Entries taken from a collection:

════════════════════

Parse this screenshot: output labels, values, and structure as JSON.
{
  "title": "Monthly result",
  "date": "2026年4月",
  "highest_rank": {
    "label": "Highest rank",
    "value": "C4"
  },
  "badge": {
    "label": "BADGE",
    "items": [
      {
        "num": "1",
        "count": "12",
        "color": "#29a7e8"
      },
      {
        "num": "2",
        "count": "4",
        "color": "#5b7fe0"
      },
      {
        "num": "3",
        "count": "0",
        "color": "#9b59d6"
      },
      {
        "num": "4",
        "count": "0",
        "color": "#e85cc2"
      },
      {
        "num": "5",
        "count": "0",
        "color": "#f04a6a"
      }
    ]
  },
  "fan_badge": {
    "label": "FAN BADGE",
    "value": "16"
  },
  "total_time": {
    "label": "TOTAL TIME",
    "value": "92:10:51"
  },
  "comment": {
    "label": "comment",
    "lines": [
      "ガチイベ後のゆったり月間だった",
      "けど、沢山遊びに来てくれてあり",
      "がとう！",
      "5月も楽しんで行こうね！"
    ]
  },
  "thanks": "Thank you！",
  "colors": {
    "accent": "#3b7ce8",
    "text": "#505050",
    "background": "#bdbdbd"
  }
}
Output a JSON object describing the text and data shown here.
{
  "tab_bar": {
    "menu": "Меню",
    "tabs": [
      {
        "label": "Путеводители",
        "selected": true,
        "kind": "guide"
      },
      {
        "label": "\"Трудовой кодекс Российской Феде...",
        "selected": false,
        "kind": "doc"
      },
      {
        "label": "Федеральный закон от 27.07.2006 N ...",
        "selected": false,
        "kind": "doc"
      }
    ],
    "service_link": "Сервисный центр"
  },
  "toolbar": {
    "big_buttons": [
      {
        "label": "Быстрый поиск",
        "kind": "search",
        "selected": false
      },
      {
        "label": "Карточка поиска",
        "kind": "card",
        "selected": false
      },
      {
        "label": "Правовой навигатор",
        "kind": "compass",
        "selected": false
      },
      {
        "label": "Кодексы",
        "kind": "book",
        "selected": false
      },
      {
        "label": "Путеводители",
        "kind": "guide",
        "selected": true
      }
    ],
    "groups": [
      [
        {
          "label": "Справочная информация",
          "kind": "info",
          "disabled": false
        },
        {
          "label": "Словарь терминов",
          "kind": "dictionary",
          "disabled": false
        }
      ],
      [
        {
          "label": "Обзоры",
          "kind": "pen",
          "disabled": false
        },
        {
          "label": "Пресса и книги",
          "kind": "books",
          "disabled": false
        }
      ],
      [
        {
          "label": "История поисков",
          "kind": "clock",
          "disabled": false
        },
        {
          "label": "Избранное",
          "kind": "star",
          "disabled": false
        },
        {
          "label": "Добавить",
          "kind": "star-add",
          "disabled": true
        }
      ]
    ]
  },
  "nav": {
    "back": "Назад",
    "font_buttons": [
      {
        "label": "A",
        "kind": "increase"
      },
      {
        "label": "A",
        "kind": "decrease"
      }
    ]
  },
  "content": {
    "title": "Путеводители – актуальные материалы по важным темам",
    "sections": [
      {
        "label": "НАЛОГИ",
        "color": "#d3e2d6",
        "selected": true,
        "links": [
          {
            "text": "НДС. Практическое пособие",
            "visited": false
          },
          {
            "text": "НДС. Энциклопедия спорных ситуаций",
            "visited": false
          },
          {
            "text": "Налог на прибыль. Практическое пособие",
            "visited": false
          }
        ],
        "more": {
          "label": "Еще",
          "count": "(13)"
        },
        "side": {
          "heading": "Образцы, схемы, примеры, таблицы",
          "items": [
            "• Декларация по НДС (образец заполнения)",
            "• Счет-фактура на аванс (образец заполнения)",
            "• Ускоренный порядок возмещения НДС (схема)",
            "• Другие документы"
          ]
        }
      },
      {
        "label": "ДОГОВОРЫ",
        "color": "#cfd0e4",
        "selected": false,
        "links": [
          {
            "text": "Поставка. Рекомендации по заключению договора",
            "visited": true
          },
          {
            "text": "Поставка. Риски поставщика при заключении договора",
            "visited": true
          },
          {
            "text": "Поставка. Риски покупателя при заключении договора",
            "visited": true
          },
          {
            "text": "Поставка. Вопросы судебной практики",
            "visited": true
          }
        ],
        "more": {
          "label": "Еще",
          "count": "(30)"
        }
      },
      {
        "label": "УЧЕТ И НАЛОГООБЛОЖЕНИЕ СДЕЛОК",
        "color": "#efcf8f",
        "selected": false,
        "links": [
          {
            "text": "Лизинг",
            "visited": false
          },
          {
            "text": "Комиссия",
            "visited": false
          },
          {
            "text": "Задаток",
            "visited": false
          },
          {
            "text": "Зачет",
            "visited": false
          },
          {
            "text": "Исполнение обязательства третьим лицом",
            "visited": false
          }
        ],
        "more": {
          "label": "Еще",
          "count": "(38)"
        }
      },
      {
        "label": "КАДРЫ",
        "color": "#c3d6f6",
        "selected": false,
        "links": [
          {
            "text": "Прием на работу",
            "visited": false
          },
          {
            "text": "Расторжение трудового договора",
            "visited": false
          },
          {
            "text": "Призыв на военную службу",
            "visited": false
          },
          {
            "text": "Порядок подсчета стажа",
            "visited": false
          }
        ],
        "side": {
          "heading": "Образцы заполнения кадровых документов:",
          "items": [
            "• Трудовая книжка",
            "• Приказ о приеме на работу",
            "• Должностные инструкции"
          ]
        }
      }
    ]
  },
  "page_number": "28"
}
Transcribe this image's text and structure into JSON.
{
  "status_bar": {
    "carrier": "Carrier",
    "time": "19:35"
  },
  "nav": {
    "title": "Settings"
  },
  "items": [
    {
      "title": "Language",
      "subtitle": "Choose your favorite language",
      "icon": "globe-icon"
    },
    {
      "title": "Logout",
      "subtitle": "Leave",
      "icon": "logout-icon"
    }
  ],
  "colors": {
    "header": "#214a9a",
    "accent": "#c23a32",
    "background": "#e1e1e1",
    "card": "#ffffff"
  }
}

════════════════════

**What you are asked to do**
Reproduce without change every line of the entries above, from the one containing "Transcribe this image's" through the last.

**Task result**
Transcribe this image's text and structure into JSON.
{
  "status_bar": {
    "carrier": "Carrier",
    "time": "19:35"
  },
  "nav": {
    "title": "Settings"
  },
  "items": [
    {
      "title": "Language",
      "subtitle": "Choose your favorite language",
      "icon": "globe-icon"
    },
    {
      "title": "Logout",
      "subtitle": "Leave",
      "icon": "logout-icon"
    }
  ],
  "colors": {
    "header": "#214a9a",
    "accent": "#c23a32",
    "background": "#e1e1e1",
    "card": "#ffffff"
  }
}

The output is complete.